• **WHAT YOU ARE ASKED TO DO**
Retype every entry word for word. Omit the pictures.
═══ RECORDS SUPPLIED
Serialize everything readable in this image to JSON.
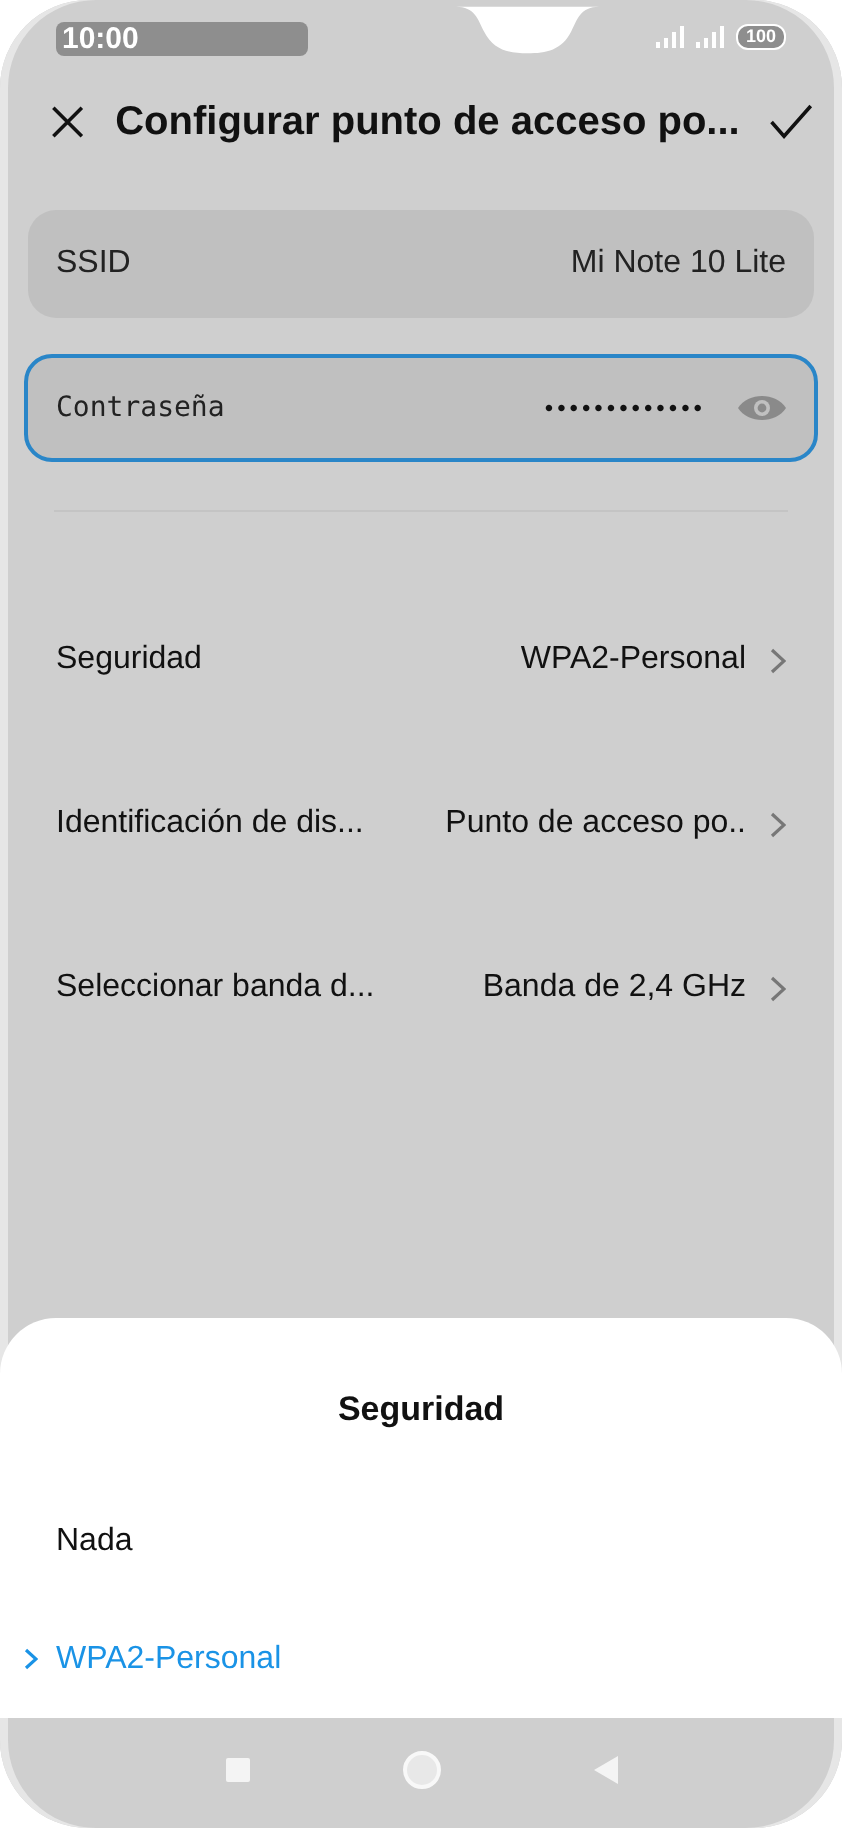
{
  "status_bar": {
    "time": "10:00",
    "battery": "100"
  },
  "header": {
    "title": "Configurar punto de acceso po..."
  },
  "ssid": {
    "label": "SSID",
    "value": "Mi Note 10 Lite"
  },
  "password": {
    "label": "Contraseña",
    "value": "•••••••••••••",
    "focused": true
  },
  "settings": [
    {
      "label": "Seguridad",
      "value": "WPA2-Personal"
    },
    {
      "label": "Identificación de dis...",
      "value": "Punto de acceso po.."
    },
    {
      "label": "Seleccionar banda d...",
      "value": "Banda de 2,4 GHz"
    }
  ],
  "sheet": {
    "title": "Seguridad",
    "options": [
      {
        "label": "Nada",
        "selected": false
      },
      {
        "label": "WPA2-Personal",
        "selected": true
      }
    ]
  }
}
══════
• **TASK RESULT**
Serialize everything readable in this image to JSON.
{
  "status_bar": {
    "time": "10:00",
    "battery": "100"
  },
  "header": {
    "title": "Configurar punto de acceso po..."
  },
  "ssid": {
    "label": "SSID",
    "value": "Mi Note 10 Lite"
  },
  "password": {
    "label": "Contraseña",
    "value": "•••••••••••••",
    "focused": true
  },
  "settings": [
    {
      "label": "Seguridad",
      "value": "WPA2-Personal"
    },
    {
      "label": "Identificación de dis...",
      "value": "Punto de acceso po.."
    },
    {
      "label": "Seleccionar banda d...",
      "value": "Banda de 2,4 GHz"
    }
  ],
  "sheet": {
    "title": "Seguridad",
    "options": [
      {
        "label": "Nada",
        "selected": false
      },
      {
        "label": "WPA2-Personal",
        "selected": true
      }
    ]
  }
}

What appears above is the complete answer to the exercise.